The group — led by Israeli-born guitarist Ori Naftaly, with vocalist Tierinii Jackson, drummer Tikyra Jackson and bassist Daniel Mckee — has been working with producer Kevin Houston (North Mississippi Allstars, Lucero) on their debut album for Stax.
Announcing the signing, Concord Label Group president John Burk said Southern Avenue “embodies the spirit and sound of Memphis, both past and present. And Stax is the perfect imprint to represent Southern Avenue’s unique blend of rhythm and blues, gospel and Southern soul.”
Southern Avenue’s album is expected to come out sometime in spring 2017. In the meantime, the group has been hitting the road hard. This weekend will see them play B.B. King’s Blues Club in New York City, as part of a brief East Coast run, ahead of a tour of Belgium and the Netherlands.
The band’s next Memphis show is set for Sept. 8 at Beale Street’s Rum Boogie Café.
Mississippi R&B icon Bobby Rush is back with a new album. Rush’s latest — the vividly titled “Porcupine Meat” — is set for a Sept. 16 release on Rounder Records.
The disc finds venerable Rush — a three-time Grammy nominee and Blues Music Hall of Fame member — backed by a crew of top New Orleans players, plus name guests including Dave Alvin, Joe Bonamassa, Keb’ Mo’ and Vasti Jackson.
Ahead of the record, Rush will be in the MidSouth, performing as part of Saturday’s Tri-state Blues Festival at the Landers Center in Southaven. The 14th annual edition of the event will feature Rush along Lenny Williams, Shirley Brown, T.K. Soul and Sir Charles Jones, among others.
Tickets for the event, which starts at 6:30 p.m., are $28 to $60. Available now at all Ticketmaster outlets, ticketmaster.com or (800) 745-3000.
The great Bobby Rush readies a new album and highlights this weekend’s Tri-state Blues Festival in Southaven.
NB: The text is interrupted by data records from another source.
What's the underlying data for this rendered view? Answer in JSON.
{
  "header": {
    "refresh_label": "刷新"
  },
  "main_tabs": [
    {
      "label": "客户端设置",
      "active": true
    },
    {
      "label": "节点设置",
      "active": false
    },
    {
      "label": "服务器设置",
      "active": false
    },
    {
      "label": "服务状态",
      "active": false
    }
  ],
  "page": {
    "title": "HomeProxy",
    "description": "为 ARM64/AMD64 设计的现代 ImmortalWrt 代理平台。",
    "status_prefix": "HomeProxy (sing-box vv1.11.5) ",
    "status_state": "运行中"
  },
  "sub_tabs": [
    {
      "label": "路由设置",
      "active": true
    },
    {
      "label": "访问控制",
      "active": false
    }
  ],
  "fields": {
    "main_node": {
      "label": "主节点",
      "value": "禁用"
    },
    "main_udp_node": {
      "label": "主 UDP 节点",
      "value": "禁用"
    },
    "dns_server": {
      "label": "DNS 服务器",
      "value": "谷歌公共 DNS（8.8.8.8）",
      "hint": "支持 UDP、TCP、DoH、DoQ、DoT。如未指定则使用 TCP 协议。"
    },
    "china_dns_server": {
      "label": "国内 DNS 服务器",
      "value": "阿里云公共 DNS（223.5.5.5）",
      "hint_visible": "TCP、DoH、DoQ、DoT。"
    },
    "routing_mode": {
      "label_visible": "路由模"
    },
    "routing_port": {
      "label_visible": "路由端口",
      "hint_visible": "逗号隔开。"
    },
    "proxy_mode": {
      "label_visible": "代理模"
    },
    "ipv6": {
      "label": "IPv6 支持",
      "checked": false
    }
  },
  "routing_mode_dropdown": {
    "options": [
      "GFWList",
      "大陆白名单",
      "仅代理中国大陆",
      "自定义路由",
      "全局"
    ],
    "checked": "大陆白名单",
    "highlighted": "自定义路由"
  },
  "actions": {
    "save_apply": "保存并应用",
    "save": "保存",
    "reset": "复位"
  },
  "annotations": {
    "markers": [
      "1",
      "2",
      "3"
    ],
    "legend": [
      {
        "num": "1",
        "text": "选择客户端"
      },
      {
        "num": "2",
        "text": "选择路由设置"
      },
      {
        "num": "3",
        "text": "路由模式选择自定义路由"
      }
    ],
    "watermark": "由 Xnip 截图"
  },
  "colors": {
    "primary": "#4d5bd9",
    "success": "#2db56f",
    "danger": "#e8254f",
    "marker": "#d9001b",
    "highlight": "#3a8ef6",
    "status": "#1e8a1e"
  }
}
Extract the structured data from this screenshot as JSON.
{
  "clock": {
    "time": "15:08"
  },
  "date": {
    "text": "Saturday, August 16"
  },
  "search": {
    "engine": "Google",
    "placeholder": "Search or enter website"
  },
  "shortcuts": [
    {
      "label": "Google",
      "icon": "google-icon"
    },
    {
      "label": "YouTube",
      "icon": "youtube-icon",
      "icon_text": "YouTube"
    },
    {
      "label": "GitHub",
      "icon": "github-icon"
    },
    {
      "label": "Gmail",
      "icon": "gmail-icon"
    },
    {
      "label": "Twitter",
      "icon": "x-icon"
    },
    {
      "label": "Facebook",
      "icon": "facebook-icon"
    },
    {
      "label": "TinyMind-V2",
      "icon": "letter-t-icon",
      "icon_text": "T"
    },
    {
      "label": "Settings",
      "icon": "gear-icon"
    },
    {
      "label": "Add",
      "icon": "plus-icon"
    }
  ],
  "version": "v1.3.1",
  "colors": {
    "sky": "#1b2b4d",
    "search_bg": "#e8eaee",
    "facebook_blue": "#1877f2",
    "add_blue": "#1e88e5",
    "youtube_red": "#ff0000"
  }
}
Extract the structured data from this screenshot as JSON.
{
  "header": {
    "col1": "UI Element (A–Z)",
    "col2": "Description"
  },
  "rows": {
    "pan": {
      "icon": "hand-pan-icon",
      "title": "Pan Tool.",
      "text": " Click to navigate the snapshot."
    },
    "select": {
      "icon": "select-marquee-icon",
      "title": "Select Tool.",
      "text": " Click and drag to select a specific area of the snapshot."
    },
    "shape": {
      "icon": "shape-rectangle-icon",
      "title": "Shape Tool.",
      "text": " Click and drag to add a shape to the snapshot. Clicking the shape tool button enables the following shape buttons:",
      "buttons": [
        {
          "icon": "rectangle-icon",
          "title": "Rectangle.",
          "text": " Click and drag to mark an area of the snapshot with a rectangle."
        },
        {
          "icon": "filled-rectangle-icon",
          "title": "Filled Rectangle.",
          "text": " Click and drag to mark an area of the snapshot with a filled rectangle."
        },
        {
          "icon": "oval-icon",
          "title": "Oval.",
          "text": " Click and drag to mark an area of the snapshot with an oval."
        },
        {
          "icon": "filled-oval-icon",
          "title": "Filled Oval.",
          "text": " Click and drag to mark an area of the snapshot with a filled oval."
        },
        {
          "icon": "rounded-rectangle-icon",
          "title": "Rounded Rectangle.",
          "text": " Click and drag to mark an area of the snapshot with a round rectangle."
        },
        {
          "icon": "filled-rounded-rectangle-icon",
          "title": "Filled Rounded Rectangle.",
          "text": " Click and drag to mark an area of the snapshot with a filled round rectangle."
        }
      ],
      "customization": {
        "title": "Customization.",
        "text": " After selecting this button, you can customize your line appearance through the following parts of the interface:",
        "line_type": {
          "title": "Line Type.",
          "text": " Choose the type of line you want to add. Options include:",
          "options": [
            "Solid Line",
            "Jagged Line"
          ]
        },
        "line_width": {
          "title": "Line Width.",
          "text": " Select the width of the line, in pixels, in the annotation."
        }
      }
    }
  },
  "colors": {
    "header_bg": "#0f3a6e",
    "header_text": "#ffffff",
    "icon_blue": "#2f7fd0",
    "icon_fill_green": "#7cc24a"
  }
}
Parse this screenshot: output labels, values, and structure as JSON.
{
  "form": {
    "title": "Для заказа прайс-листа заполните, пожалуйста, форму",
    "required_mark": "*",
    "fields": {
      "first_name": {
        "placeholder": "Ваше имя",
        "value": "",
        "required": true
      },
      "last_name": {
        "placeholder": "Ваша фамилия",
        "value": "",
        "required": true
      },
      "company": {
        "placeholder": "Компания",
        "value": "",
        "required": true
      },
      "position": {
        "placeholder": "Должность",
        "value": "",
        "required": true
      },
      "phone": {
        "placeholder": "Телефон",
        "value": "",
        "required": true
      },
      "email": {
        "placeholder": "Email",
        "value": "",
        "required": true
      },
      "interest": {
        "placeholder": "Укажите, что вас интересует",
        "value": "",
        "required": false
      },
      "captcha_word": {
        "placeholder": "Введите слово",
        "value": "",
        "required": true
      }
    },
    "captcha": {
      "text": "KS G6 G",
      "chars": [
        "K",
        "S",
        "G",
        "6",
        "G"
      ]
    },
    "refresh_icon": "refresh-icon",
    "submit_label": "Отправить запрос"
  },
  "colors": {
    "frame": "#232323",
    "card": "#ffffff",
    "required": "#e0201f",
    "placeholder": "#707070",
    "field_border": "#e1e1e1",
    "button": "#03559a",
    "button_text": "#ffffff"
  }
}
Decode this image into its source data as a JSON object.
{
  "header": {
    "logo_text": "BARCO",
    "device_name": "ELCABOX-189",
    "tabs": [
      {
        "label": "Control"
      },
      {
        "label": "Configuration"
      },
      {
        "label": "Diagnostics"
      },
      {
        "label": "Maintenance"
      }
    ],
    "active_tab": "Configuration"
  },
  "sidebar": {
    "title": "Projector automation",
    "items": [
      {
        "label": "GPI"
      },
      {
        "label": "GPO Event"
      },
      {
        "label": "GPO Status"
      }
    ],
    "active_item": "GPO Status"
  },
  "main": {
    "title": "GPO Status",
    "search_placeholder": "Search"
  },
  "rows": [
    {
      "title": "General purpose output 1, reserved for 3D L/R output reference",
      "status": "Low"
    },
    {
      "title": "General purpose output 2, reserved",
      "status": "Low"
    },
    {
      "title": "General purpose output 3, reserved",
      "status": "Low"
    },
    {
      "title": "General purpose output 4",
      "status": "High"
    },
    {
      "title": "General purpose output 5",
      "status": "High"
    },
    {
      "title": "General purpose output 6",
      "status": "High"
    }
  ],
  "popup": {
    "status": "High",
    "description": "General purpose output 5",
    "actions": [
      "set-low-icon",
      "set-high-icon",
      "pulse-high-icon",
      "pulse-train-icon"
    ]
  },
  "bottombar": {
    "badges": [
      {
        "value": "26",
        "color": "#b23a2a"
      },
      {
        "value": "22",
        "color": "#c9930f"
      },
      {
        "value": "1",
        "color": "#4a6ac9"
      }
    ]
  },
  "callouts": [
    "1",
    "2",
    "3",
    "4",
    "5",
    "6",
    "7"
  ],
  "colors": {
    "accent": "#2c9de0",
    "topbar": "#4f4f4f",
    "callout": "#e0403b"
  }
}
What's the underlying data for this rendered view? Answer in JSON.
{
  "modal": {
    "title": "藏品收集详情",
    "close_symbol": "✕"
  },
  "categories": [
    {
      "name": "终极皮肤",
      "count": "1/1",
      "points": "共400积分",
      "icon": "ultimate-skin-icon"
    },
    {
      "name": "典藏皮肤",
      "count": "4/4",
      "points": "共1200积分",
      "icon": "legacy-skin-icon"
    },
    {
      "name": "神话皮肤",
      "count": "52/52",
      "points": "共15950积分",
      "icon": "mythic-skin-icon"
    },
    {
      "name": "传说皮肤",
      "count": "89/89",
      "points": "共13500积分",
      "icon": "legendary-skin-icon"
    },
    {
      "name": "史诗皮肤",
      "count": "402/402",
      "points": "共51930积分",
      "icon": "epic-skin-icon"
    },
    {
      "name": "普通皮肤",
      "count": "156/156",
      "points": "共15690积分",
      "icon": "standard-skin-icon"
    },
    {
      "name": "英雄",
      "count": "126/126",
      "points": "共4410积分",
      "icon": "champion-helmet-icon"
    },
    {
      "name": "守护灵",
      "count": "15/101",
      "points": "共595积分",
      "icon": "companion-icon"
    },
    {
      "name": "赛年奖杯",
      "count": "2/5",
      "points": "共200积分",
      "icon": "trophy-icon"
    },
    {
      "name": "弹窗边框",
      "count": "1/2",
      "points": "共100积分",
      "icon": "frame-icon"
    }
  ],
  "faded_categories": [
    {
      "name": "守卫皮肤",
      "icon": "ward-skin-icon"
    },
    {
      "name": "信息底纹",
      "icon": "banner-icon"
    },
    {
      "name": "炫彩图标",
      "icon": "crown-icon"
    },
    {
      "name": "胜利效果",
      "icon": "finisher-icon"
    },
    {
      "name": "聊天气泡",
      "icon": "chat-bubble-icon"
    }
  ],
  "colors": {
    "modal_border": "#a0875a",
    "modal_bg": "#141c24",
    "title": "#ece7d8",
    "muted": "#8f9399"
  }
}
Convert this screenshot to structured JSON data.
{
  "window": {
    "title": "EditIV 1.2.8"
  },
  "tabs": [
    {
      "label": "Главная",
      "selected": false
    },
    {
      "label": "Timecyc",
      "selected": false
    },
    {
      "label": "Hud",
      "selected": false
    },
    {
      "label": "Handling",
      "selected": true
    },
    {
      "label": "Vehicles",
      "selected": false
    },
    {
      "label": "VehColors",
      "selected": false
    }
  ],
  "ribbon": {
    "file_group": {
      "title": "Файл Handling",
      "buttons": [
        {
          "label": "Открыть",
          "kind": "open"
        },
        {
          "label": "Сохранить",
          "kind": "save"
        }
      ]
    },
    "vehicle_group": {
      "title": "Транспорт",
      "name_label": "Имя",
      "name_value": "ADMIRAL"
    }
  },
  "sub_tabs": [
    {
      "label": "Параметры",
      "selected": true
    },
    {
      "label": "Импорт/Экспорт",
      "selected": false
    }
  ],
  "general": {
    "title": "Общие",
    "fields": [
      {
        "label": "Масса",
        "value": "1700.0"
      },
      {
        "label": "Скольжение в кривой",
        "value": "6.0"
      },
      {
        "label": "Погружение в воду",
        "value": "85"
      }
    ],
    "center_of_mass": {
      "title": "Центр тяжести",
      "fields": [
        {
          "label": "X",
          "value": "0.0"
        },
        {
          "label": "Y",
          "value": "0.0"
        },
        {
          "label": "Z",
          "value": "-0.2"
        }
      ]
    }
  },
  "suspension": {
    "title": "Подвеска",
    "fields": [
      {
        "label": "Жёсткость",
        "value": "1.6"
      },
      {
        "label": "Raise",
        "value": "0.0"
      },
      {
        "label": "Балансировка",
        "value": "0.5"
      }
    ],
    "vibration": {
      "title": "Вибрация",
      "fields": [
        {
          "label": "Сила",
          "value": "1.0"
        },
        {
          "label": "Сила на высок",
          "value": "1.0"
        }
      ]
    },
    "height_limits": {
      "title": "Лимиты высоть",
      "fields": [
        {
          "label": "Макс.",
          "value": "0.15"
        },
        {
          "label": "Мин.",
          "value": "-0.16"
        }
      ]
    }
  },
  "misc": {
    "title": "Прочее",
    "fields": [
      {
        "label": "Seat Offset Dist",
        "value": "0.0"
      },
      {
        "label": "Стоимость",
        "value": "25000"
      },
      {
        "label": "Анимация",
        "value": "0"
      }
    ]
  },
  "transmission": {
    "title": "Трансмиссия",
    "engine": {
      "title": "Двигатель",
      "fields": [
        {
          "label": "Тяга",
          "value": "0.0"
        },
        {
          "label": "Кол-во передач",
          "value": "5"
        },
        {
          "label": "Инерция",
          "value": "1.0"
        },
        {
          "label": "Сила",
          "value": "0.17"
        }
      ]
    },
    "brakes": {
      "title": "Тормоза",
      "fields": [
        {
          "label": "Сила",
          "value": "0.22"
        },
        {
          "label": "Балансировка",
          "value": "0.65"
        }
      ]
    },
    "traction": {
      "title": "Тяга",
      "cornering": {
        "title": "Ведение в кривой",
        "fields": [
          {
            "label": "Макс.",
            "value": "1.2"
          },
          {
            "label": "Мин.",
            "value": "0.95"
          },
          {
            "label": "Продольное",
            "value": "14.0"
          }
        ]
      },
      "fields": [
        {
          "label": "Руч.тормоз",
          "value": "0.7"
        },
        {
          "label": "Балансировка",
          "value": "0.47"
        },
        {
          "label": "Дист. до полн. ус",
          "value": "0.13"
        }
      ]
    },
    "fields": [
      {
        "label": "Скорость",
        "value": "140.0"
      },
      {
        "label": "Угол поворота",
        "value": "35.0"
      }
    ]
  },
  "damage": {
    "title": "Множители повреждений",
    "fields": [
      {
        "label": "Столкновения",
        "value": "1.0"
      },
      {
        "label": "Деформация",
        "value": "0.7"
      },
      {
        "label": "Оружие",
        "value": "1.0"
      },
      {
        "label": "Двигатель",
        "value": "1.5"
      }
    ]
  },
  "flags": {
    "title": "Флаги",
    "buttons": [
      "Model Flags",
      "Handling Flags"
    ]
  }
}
Southern rockers Black Oak Arkansas are the subject of a new tribute LP, spearheaded by Memphis band Jocephus and the George Jonestown Massacre.
MEMPHIS MUSIC BEAT